Fast-forward 35 years to 5e. It’s there in the PHB (p194).
Rolling 1 or 20
Sometimes fate blesses or curses a combatant, causing the novice to hit and the veteran to miss.
If the d20 roll for any attack is a 20, the attack hits regardless of any modifiers or the target’s AC. This is called a critical hit – see later.
If the d20 roll for an attach is a 1, the attack misses regardless of any modifiers or the target’s AC.
When you scare a critical hit, you get to roll extra dice for he attacks’ damage against the target. Roll all of the attack’s damage dice twice and add them together. Then add any relevant modifiers as normal.
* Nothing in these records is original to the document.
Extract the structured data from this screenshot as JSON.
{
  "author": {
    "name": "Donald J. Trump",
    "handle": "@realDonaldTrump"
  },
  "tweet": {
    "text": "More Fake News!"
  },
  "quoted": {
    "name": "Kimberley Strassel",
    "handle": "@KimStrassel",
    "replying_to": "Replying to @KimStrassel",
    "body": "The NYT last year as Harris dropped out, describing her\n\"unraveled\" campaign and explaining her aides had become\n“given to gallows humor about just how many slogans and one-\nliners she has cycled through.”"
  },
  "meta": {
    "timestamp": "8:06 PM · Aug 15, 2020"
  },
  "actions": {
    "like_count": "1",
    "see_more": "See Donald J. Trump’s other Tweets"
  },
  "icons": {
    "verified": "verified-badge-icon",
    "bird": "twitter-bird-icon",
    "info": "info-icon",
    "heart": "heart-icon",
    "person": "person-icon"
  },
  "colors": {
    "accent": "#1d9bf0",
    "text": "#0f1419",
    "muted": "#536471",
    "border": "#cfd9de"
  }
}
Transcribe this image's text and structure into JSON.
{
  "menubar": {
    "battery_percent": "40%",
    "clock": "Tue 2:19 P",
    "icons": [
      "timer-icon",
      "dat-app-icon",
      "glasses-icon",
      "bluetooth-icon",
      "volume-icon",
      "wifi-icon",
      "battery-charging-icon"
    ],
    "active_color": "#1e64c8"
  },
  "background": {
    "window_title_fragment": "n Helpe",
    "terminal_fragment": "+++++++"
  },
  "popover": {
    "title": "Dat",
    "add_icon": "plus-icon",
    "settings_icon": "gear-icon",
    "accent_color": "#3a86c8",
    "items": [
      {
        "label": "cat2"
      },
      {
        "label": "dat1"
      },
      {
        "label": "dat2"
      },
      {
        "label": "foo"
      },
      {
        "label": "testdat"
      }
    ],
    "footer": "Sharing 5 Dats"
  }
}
Looking at this, we did actually have most of it. See my comparison post from a few days ago. Certainly a natural 1 always missed regardless of how experienced you were. On the upper end, it wasn’t quite the same. A 20 only extended across 5 ACs, and then you needed modifiers to hit better armour classes than that. And there wasn’t the concept of additional damage on a natural 20.
It does make for additional excitement. If you have half a dozen characters, there is a roughly 50% chance that someone will roll either a 1 or a 20 on each round (47%) and roughly a 1 in 4 chance that someone will roll a 20 (27%). So it is likely there will be a critical hit at least once in a battle – and whoever gets it feels awesome.
However, it seems “everyone knows” that a 20 is a critical hit with extra damage, and a 1 is a critical fumble – not just a miss, but something actively going wrong, like dropping the weapon, or hitting an ally. Also “everyone knows” that it applies to any d20 roll including a saving throw or a skill check. Note there is nothing about these in the rules…
This can lead to fun. I had a situation where a character rolled a 1 on an attack, so I ruled his sword went flying out of his hand straight towards another character, and asked him to make a dexterity saving throw. He rolled a 20, so I said he had actually managed to catch the sword rather than just dodge it.
However, it can also encourage (along with a misunderstanding of how effective skills can be) the sort of thing my son got caught with by another player in one of the first sessions he ran. The player stated their character was trying to chat up the barmaid and said “so I roll a Persuasion check – 20 so she comes with me and does what I say. I take her outside and I stab her to death. She is surprised because I rolled that 20 in Persuasion”. Of course there’s more wrong here than the assumption that a 20 is a critical success. It’s not up to the player to decide whether they make a skill check, and even if the GM asks them to make the check, it’s not like a charm person where you can make someone do whatever you want. However, the assumption of critical success applying to a skill check is definitely a major contributor to that unrealistic override of the GM.
I wonder where the whole concept of critical success comes from. I have just checked back in my old AD&D manuals, and I find it uses a very similar progression to BECMI. As Gary says:
A quick glance at the progression of numbers on the COMBAT TABLES will reveal that 20 is repeated. This reflects the fact that a 20 indicates a “perfect” hit. It also incidentally helps to assure that opponents with high armor class value are not “hit proof” in most cases.Gary Gygax, AD&D DMG from 1979, 9th printing 1987, p82
Although he does have certain failure on saving throws on a 1, certain success on 20 is only a suggestion:
Certain failure: As shown on the table, a 1 is ALWAYS a failure, regardless of magical modifiers to the contrary. … Another rule you may wish to consider is allowing a save (where applicable) on a natural 20, regardless of penalties.Gary Gygax, AD&D DMG from 1979, 9th printing 1987, p81
Interestingly these rules explicitly exclude double damage:
… With complex combat systems which stress so-called realism … either this option is severely limited or the rules are highly slanted towards favoring the player characters at the expense of their opponents. (Such rules as double damage and critical hits must cut both ways – in which case the life expectancy of player characters will be shortened considerably – or the monsters are being grossly misrepresented and unfairly treated by the system. I am certain you can think of many other such rules.)Gary Gygax, AD&D DMG from 1979, 9th printing 1987, p61
What I find particularly interesting about this is that the concept of double damage and critical hits is obviously out there at the time he wrote these rules because he feels the need to state them to exclude them. So I wonder where they come from, and why they are so foremost in everyone’s awareness as “applying to any d20 roll” (even The Angry GM feels the need to refute this concept, so is clearly aware of it).
I have to say, while critical failures were interesting to start with, the novelty is starting to pall. I’m running out of interesting ways attacks can fail catastrophically. I think I will stick to:
- natural 1 always fails, regardless of modifiers
- natural 20 always succeeds, regardless of modifiers (not completely sure of this – if there is a really high DC, I might decide to require modifiers on top of a natural 20)
- a natural 20 on an attack (only) additionally causes a critical hit, which does double the damage dice
Tomorrow we have “Focus”.